Here are some tips to help speed up the clearance of prednisone from your system:
1. Take the lowest dose possible for the shortest amount of time necessary in order to minimize any potential side effects or risks associated with taking prednisone.
3. Exercise regularly to help increase circulation and reduce inflammation caused by prednisone in order to promote healthy detoxification processes in your body.
4. Eat a balanced diet rich in fruits, vegetables, and lean proteins which will provide essential nutrients that support your body’s natural detoxification processes while taking prednisone.
5. Avoid alcohol and caffeine while taking prednisone as they can make it harder for your body to clear the medication from your system due to their dehydrating properties which slow down the detoxification process in the body.
6. Talk to your doctor about supplements that may help speed up clearance of prednisone such as probiotics or omega-3 fatty acids which have been shown to support healthy detoxification processes within the body while taking this medication.
It is important to talk to your doctor before stopping treatment with prednisone in order to ensure a safe and gradual tapering off of the medication so you can avoid any potential withdrawal symptoms or other complications associated with abruptly stopping this drug therapy regimen.
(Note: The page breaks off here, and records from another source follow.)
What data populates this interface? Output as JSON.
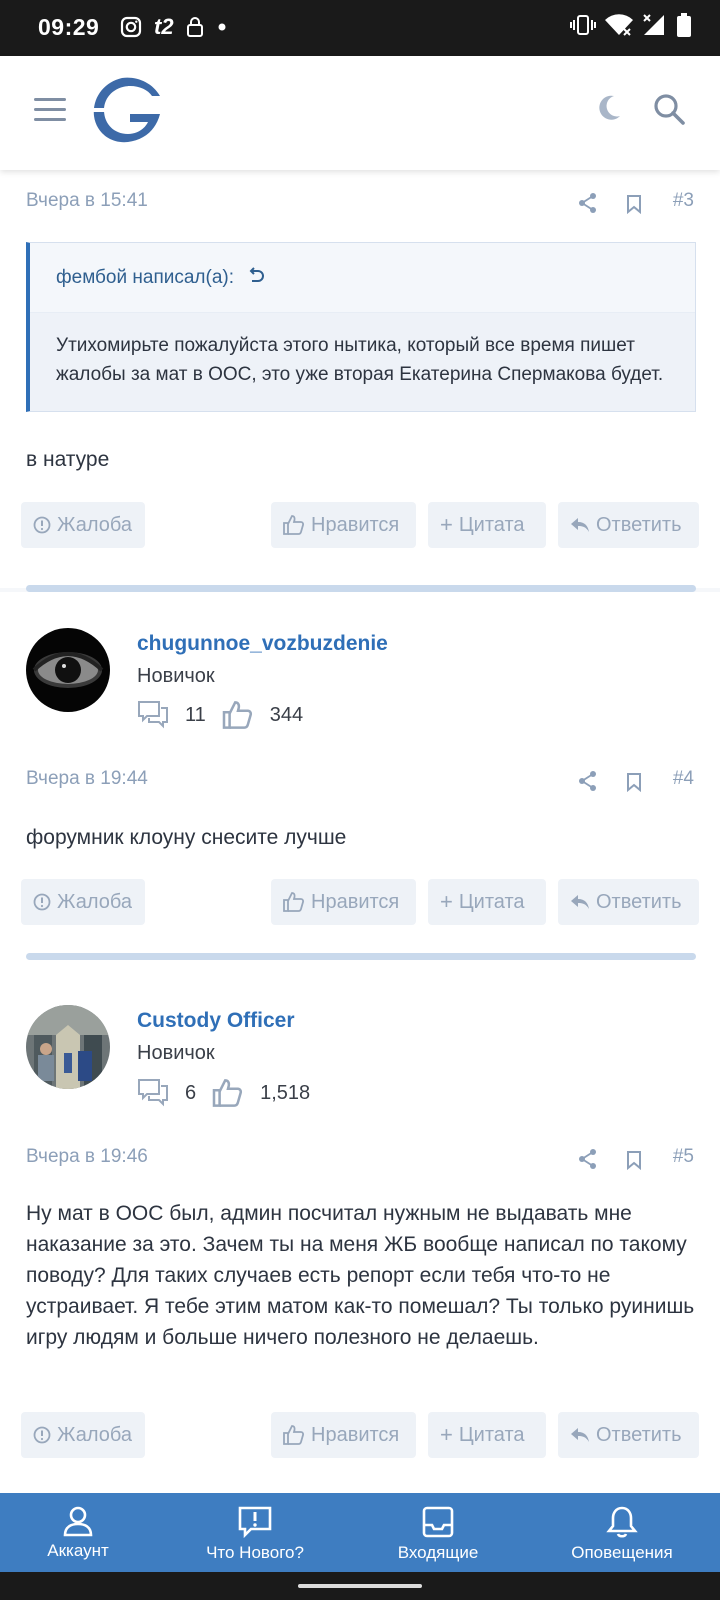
{
  "status_bar": {
    "time": "09:29",
    "carrier": "t2"
  },
  "header": {
    "menu_icon": "hamburger-icon",
    "logo_icon": "site-logo-icon",
    "theme_icon": "moon-icon",
    "search_icon": "search-icon"
  },
  "posts": [
    {
      "time": "Вчера в 15:41",
      "number": "#3",
      "quote_author": "фембой написал(а):",
      "quote_text": "Утихомирьте пожалуйста этого нытика, который все время пишет жалобы за мат в ООС, это уже вторая Екатерина Спермакова будет.",
      "text": "в натуре"
    },
    {
      "time": "Вчера в 19:44",
      "number": "#4",
      "text": "форумник клоуну снесите лучше"
    },
    {
      "time": "Вчера в 19:46",
      "number": "#5",
      "text": "Ну мат в ООС был, админ посчитал нужным не выдавать мне наказание за это. Зачем ты на меня ЖБ вообще написал по такому поводу? Для таких случаев есть репорт если тебя что-то не устраивает. Я тебе этим матом как-то помешал? Ты только руинишь игру людям и больше ничего полезного не делаешь."
    }
  ],
  "users": [
    {
      "name": "chugunnoe_vozbuzdenie",
      "role": "Новичок",
      "messages": "11",
      "likes": "344"
    },
    {
      "name": "Custody Officer",
      "role": "Новичок",
      "messages": "6",
      "likes": "1,518"
    }
  ],
  "actions": {
    "report": "Жалоба",
    "like": "Нравится",
    "quote": "Цитата",
    "reply": "Ответить"
  },
  "bottom_nav": {
    "account": "Аккаунт",
    "whats_new": "Что Нового?",
    "inbox": "Входящие",
    "alerts": "Оповещения"
  },
  "colors": {
    "accent": "#2f6fb7",
    "nav_bg": "#3e7dc1",
    "muted": "#8c9fb8"
  }
}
By following these tips you should be able to safely clear out all traces of this medication from your system faster so you can get back on track with living a healthier lifestyle free from any unwanted side effects associated with taking this drug therapy regimen!
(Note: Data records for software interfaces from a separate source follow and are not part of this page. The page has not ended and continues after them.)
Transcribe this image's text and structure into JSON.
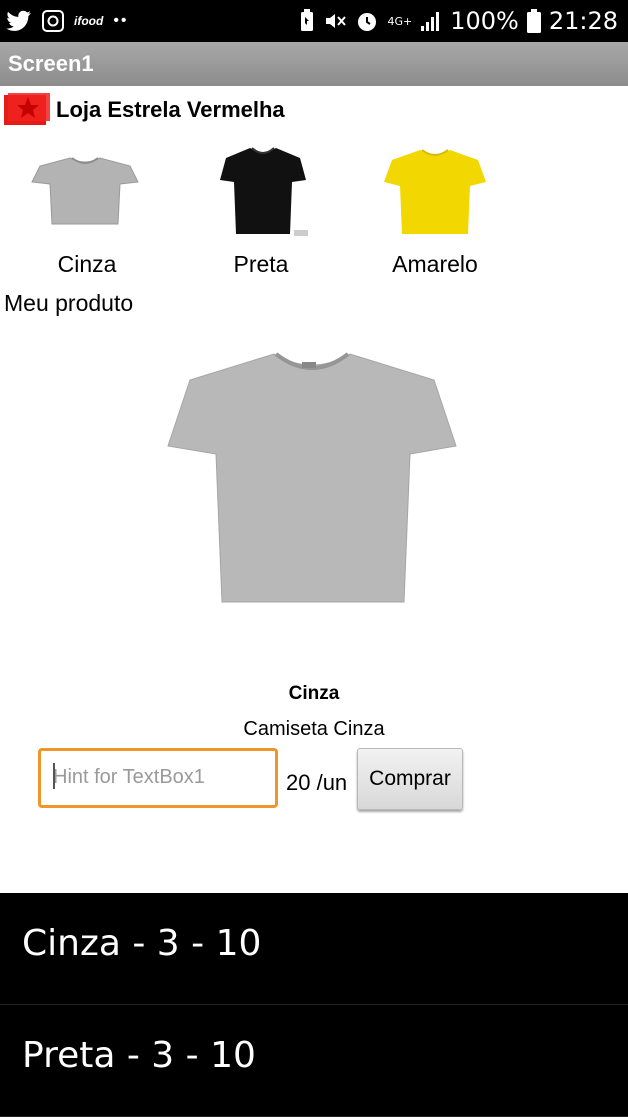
{
  "status_bar": {
    "left_icons": [
      "twitter-icon",
      "camera-app-icon",
      "ifood-icon",
      "more-dots-icon"
    ],
    "ifood_label": "ifood",
    "network": "4G+",
    "battery": "100%",
    "time": "21:28"
  },
  "app": {
    "screen_title": "Screen1",
    "store_name": "Loja Estrela Vermelha",
    "brand_color": "#e41b17"
  },
  "options": [
    {
      "label": "Cinza",
      "color": "#b3b3b3"
    },
    {
      "label": "Preta",
      "color": "#111111"
    },
    {
      "label": "Amarelo",
      "color": "#f2d800"
    }
  ],
  "product": {
    "section_label": "Meu produto",
    "name": "Cinza",
    "description": "Camiseta Cinza",
    "quantity_placeholder": "Hint for TextBox1",
    "price": "20 /un",
    "buy_label": "Comprar"
  },
  "cart_items": [
    {
      "label": "Cinza - 3 - 10"
    },
    {
      "label": "Preta - 3 - 10"
    }
  ]
}
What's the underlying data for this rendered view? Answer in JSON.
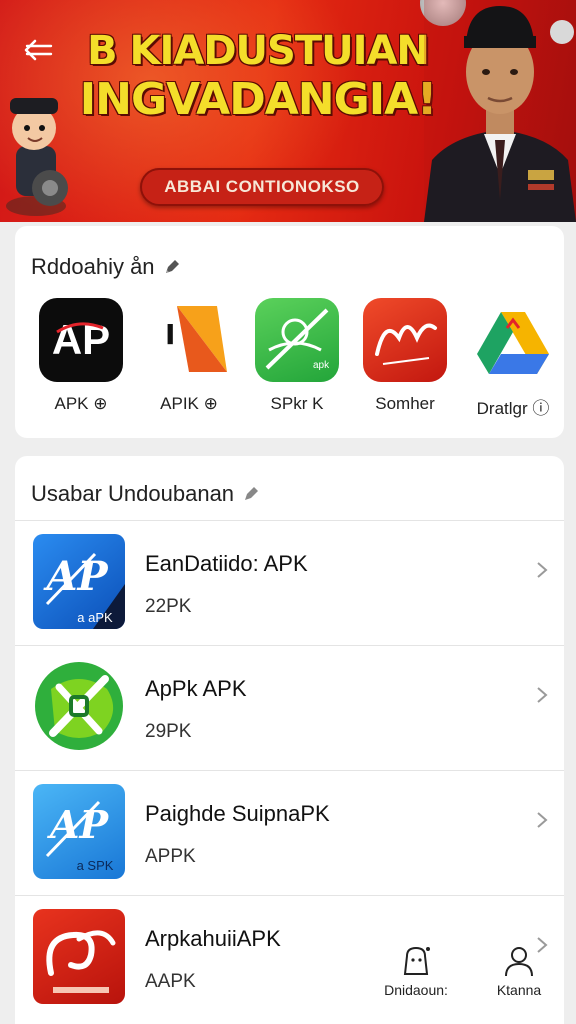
{
  "banner": {
    "headline_line1": "B KIADUSTUIAN",
    "headline_line2": "INGVADANGIA!",
    "pill_text": "ABBAI CONTIONOKSO",
    "colors": {
      "bg": "#d21818",
      "headline": "#f4de2a"
    }
  },
  "featured": {
    "title": "Rddoahiy ån",
    "apps": [
      {
        "label": "APK ⊕",
        "icon": "ap-letters-icon"
      },
      {
        "label": "APIK ⊕",
        "icon": "triangle-logo-icon"
      },
      {
        "label": "SPkr K",
        "icon": "green-apk-icon"
      },
      {
        "label": "Somher",
        "icon": "red-signature-icon"
      },
      {
        "label": "Dratlgr ⓘ",
        "icon": "drive-triangle-icon"
      }
    ]
  },
  "downloads": {
    "title": "Usabar Undoubanan",
    "items": [
      {
        "name": "EanDatiido: APK",
        "size": "22PK",
        "icon": "blue-ap-icon",
        "icon_caption": "a aPK"
      },
      {
        "name": "ApPk APK",
        "size": "29PK",
        "icon": "green-cross-icon",
        "icon_caption": ""
      },
      {
        "name": "Paighde SuipnaPK",
        "size": "APPK",
        "icon": "light-blue-ap-icon",
        "icon_caption": "a SPK"
      },
      {
        "name": "ArpkahuiiAPK",
        "size": "AAPK",
        "icon": "red-swirl-icon",
        "icon_caption": ""
      }
    ]
  },
  "bottom_nav": {
    "downloads_label": "Dnidaoun:",
    "account_label": "Ktanna"
  }
}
Corticosteroids are powerful hormones that can be used to treat a variety of medical conditions, but it’s important to understand the potential risks before starting a course of treatment. Prednisone is one such synthetic corticosteroid that is commonly prescribed for managing inflammatory conditions. However, long-term use of prednisone can lead to serious side effects such as weight gain, increased blood pressure, and mood swings. It is also important to consider how long prednisone stays in your system and the potential withdrawal symptoms you may experience when stopping treatment.
The length of time that prednisone stays in your system depends on age, weight, dosage, and how long you have been taking it. Generally speaking, its effects last up to two weeks after treatment is stopped but may last longer for those who have taken higher doses or taken it for longer periods of time. Withdrawal symptoms may include fatigue, joint pain, headaches, dizziness, nausea, weight loss/gain, and mood swings. It’s essential to talk to your doctor before stopping treatment with prednisone in order to ensure a safe and gradual tapering off of the medication.
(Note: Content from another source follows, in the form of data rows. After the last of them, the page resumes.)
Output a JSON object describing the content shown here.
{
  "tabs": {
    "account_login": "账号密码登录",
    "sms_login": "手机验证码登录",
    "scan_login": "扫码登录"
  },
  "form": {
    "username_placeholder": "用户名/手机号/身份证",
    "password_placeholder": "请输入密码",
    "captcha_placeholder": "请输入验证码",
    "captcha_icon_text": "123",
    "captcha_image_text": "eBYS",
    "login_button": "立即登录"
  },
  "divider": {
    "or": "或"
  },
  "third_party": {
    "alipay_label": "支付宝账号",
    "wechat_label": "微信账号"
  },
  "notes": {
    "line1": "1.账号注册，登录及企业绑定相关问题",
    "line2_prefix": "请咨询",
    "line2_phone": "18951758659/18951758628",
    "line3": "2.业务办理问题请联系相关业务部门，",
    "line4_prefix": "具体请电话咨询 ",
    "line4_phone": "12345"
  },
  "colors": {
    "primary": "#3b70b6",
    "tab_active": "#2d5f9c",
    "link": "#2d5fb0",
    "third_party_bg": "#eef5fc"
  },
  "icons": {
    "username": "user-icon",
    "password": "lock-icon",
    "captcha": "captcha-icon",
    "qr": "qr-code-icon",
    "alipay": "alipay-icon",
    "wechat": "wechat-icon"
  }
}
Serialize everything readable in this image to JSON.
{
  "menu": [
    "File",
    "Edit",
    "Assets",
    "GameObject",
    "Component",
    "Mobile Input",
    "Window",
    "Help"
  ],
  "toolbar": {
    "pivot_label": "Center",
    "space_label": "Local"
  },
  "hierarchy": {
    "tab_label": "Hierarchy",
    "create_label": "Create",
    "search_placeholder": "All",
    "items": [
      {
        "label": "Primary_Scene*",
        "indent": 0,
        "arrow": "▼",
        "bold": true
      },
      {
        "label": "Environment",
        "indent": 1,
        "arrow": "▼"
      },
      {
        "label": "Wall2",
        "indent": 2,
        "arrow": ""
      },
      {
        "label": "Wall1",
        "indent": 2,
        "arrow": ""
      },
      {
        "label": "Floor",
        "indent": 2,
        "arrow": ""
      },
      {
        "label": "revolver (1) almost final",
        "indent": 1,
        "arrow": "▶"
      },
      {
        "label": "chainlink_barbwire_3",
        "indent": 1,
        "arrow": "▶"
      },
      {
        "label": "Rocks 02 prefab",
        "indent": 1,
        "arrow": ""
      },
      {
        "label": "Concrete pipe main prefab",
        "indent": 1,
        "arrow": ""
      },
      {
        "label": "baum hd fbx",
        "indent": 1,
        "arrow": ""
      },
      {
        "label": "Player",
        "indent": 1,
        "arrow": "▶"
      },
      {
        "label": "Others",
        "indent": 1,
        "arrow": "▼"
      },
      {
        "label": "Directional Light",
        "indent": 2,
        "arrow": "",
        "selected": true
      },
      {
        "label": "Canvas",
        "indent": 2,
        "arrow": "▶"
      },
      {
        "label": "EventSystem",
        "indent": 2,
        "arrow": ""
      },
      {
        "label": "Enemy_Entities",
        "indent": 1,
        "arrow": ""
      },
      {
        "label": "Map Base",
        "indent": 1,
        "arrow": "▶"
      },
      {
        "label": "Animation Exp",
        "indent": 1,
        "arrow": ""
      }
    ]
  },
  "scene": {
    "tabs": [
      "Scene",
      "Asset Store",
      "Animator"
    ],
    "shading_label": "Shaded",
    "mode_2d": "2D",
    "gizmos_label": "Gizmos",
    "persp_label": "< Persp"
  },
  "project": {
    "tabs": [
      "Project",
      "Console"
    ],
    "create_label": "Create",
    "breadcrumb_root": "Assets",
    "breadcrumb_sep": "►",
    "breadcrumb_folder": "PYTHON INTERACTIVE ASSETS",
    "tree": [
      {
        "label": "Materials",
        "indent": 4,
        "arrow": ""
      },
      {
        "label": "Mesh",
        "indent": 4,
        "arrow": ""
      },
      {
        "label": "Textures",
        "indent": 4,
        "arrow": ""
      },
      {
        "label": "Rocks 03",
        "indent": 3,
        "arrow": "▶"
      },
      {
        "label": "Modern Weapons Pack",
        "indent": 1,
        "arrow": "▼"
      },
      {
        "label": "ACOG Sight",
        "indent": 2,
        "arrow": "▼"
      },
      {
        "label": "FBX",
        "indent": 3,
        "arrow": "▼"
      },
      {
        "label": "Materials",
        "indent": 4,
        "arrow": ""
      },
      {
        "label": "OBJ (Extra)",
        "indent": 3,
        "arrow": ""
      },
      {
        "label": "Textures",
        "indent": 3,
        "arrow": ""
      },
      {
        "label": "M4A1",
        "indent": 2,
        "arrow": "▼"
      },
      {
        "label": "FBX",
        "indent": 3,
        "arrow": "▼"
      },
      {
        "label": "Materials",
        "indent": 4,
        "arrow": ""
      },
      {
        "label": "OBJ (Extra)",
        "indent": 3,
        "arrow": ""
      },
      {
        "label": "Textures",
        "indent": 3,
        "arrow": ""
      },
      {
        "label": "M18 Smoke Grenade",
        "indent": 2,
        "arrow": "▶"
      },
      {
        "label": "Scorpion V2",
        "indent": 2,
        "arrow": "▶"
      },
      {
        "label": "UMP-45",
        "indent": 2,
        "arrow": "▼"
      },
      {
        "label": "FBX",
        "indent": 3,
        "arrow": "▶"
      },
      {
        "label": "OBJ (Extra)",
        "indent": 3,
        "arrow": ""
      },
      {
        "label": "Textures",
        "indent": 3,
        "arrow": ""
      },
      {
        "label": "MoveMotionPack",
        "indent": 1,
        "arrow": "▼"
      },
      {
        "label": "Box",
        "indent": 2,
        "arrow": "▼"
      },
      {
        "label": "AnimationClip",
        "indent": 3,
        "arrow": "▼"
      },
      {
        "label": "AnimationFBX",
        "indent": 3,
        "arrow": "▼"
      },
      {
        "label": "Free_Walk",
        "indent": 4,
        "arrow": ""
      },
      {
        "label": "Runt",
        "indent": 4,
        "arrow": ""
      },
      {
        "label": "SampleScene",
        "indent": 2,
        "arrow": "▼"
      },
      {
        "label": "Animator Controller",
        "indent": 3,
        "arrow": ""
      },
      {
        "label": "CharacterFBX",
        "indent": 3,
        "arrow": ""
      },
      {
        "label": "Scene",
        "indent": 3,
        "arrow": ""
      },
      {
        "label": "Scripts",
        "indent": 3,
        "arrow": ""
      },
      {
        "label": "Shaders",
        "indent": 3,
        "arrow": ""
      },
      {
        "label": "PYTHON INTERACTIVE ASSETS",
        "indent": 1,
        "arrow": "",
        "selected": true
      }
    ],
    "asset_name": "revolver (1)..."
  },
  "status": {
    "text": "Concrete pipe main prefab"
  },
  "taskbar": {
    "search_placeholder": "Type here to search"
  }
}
If you’re considering taking prednisone or any other corticosteroid as part of a medical treatment plan then it’s important to discuss any potential side effects with your doctor before starting the course of treatment. Additionally, if you’ve been taking prednisone for an extended period of time then there are some steps you can take to help speed up the clearance process from your system and reduce the risk of developing any long-term health problems associated with prolonged use. These steps include increasing water intake and exercising regularly while avoiding foods high in sodium and sugar which can slow down the clearance process.
It’s always important to be aware of both the short-term and long-term risks associated with any form of medication before starting a new course of treatment. By understanding these risks ahead of time you can make an informed decision about which medications are right for you and take proactive steps towards better health outcomes in the future.